One giant leap for broadband?

Sen. Lieberman stumps for comprehensive rollout plan expedited by the government

Likening it to President Kennedy's pledge to put a man on the moon, Sen. Joseph Lieberman (D-Conn.) last week said a comprehensive strategy for deployment of high-speed broadband should be "a national mission."

Arguing that the mission had yet to get off the ground due to the piecemeal approach and failure to act quickly of "numerous government agencies," the senator said he will introduce legislation this week to push the Bush administration for a "comprehensive" broadband-deployment policy within six months.

An administration official responded that Lieberman's proposal held nothing new, that the administration is already encouraging broadband on numerous fronts, but that it is up to the "best and brightest" minds at the FCC to puzzle out the key issue of DSL open access, put in doubt by a recent court ruling.

Although looking for more government inspiration, Lieberman said the perspiration should come from the private sector. "The public sector cannot and should not manage this effort. Our future will fortunately be in the hands of thousands of individual innovators like so many of you here today," he told an Alameda, Calif., crowd.

Lieberman, expected to be a presidential candidate in 2004, was borrowing a page from his former running mate: Bridging the digital divide was one of Vice President Al Gore's major talking points. It also could be a major fundraising point. Lieberman's marketplace emphasis was no surprise given the makeup of the crowd.

The senator unveiled his proposal in California before members of tech lobby TechNet, comprising top executives from some 300 companies. It was akin to preaching to the choir since the broadband-status report with his announcement made some of the same points as a report offered in January by TechNet (a copy of which could be found last week at

It was unclear whether Lieberman's bill would gain much Hill support, but it clearly could make him well-heeled friends in high-tech places.

Saying decisions are "piling up" on broadband deployment—such as on "spectrum, competition, rights management, spam, privacy and child protection"—Lieberman urged the Bush administration to develop a "coherent, cross-agency broadband strategy."

He also plans legislation that will (1) require the FCC to develop a plan for regulating the Internet; (2) create tax incentives for deploying broadband to underserved areas, both rural and urban; and (3) promote infrastructure R&D.

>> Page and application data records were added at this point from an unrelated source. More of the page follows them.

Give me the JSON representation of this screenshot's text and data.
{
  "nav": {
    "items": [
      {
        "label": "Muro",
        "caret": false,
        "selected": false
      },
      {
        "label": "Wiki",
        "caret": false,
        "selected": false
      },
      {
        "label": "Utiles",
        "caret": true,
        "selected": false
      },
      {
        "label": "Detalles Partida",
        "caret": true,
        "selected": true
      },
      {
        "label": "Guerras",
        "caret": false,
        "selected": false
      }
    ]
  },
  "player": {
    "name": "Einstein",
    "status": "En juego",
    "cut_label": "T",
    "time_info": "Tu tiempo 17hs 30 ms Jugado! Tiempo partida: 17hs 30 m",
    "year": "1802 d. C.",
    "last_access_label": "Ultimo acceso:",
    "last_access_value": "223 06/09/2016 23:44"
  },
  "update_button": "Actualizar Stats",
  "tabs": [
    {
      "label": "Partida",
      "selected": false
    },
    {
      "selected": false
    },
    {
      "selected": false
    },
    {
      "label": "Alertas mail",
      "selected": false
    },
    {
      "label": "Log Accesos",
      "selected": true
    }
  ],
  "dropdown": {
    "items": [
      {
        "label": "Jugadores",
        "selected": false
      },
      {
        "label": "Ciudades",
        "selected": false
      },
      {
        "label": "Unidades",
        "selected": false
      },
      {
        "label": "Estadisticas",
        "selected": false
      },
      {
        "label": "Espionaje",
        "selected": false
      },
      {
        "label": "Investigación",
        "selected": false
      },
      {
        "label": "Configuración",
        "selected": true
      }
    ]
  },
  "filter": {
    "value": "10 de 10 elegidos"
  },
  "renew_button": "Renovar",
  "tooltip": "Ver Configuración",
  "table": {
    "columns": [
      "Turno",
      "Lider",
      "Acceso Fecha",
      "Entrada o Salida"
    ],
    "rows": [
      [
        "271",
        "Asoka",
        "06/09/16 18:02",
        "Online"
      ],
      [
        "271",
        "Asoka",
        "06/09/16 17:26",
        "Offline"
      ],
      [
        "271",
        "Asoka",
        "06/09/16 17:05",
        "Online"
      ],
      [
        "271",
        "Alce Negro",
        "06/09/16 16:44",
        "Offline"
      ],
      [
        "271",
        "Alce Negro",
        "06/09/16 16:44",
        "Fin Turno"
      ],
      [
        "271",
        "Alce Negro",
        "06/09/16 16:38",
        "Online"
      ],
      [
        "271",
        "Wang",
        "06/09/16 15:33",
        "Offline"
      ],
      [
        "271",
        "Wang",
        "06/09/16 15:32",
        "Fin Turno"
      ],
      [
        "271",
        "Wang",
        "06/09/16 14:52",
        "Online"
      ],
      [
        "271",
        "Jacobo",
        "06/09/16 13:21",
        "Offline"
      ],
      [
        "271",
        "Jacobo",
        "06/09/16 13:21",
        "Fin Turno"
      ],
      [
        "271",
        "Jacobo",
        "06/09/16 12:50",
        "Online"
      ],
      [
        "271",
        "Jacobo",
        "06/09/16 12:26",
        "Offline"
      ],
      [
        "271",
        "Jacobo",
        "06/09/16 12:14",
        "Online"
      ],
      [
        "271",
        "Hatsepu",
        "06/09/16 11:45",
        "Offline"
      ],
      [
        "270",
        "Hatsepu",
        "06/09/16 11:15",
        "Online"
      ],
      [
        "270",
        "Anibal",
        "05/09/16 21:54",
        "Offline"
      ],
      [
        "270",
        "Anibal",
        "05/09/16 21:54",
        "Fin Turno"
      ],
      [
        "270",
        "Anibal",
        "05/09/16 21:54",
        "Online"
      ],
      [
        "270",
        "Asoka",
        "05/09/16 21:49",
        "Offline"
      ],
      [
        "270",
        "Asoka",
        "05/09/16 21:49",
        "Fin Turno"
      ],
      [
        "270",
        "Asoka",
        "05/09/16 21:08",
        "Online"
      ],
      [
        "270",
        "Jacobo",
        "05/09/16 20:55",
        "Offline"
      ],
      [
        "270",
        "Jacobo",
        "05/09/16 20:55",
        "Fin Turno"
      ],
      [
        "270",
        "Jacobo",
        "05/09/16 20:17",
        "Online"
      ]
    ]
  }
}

Lieberman's report concedes that cable is under no government obligation to upgrade its systems or make its high-speed lines available to competing Internet service providers. "Unlike common carriers, they have asserted First Amendment rights with regard to the content they carry," the report says, "and the courts continue to uphold that status."

While the broadband-rollout issue may seem more a legacy from Gore, the Internet-regulation aspect, particularly access by children to adult content, is a Lieberman staple. "The federal government has not been effective at designing solutions to restricting children's access to sexually oriented content," said the report accompanying his announcement.

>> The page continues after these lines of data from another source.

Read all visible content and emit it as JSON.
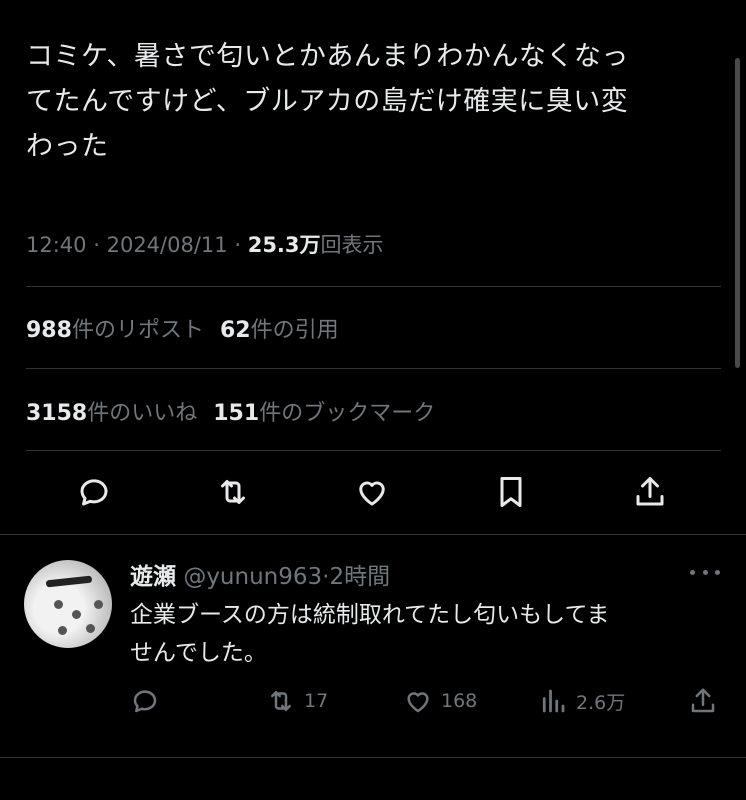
{
  "tweet": {
    "text": "コミケ、暑さで匂いとかあんまりわかんなくなっ\nてたんですけど、ブルアカの島だけ確実に臭い変\nわった",
    "time": "12:40",
    "date": "2024/08/11",
    "views": "25.3万",
    "views_suffix": "回表示",
    "sep": "·"
  },
  "stats": {
    "reposts_count": "988",
    "reposts_label": "件のリポスト",
    "quotes_count": "62",
    "quotes_label": "件の引用",
    "likes_count": "3158",
    "likes_label": "件のいいね",
    "bookmarks_count": "151",
    "bookmarks_label": "件のブックマーク"
  },
  "actions": {
    "icons": [
      "reply-icon",
      "repost-icon",
      "like-icon",
      "bookmark-icon",
      "share-icon"
    ],
    "icon_color": "#e7e9ea"
  },
  "reply": {
    "name": "遊瀬",
    "handle": "@yunun963",
    "sep": "·",
    "time": "2時間",
    "text": "企業ブースの方は統制取れてたし匂いもしてま\nせんでした。",
    "retweets": "17",
    "likes": "168",
    "views": "2.6万"
  },
  "colors": {
    "background": "#000000",
    "text": "#e7e9ea",
    "muted": "#71767b",
    "divider": "#2f3336"
  }
}
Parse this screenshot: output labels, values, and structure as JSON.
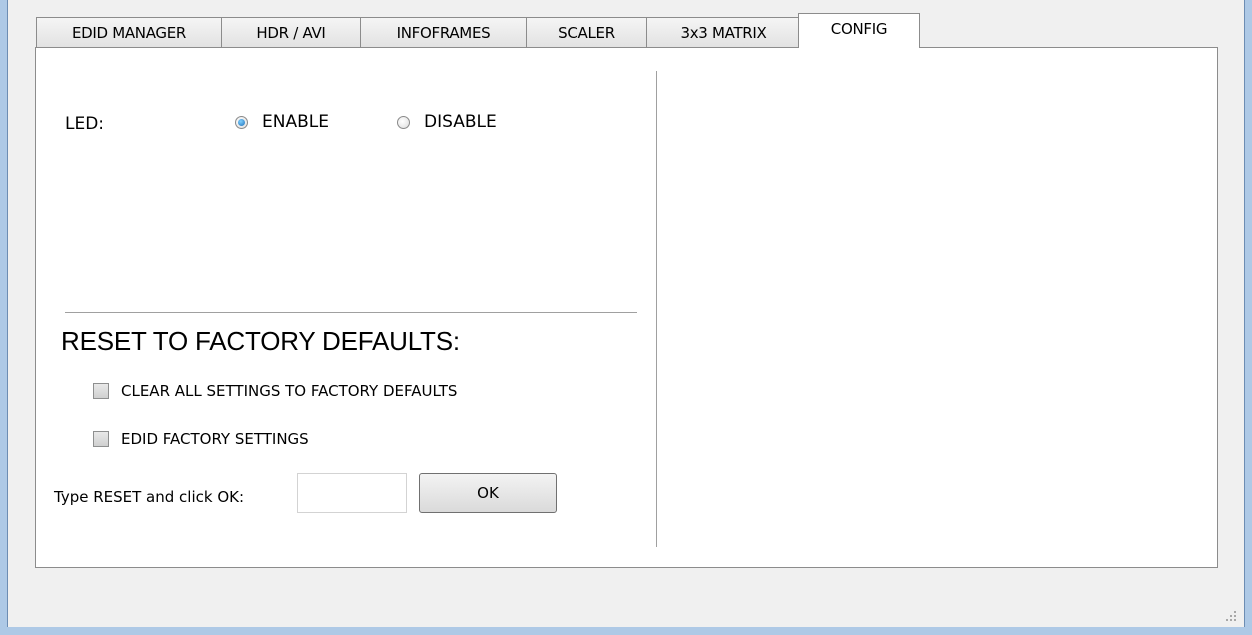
{
  "tabs": [
    {
      "label": "EDID MANAGER"
    },
    {
      "label": "HDR / AVI"
    },
    {
      "label": "INFOFRAMES"
    },
    {
      "label": "SCALER"
    },
    {
      "label": "3x3 MATRIX"
    },
    {
      "label": "CONFIG",
      "active": true
    }
  ],
  "led": {
    "label": "LED:",
    "options": [
      {
        "label": "ENABLE",
        "selected": true
      },
      {
        "label": "DISABLE",
        "selected": false
      }
    ]
  },
  "reset": {
    "heading": "RESET TO FACTORY DEFAULTS:",
    "checkboxes": [
      {
        "label": "CLEAR ALL SETTINGS TO FACTORY DEFAULTS",
        "checked": false
      },
      {
        "label": "EDID FACTORY SETTINGS",
        "checked": false
      }
    ],
    "prompt_label": "Type RESET and click OK:",
    "input_value": "",
    "ok_label": "OK"
  },
  "colors": {
    "window_border": "#aec9e6",
    "radio_selected": "#1d6fb8"
  }
}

Responding to Lieberman's proposal, Bruce Mehlman, Assistant Secretary of Commerce for Technology Policy, said: "A preliminary review suggests no new facts, ideas or proposals. But the newfound interest of such a high-profile senator should clearly advance this important issue."

On what the administration is already doing, he said, "As the senator dives more deeply into the issue, he is going to recognize significant administration efforts." Among examples he cited: the three-year acceleration on depreciation schedules for capital equipment; a push for a permanent R&D tax credit; extending the Internet-tax moratorium; and support for $80 million in loan guarantees for rural broadband rollout.

"Don't forget," Mehlman added, "we made Michael Powell chairman of the FCC and put Kevin Martin and Kathleen Abernathy on the commission because they are the best and brightest telecom minds and they need, at the FCC, to resolve the most challenging piece of the puzzle, as the appeals court just reiterated." He was referring to the D.C. Circuit Court decision late last month vacating and remanding FCC rules requiring telephone companies to open their high-speed Internet DSL lines to competitors. The FCC was already reviewing those rules as part of its triennial review.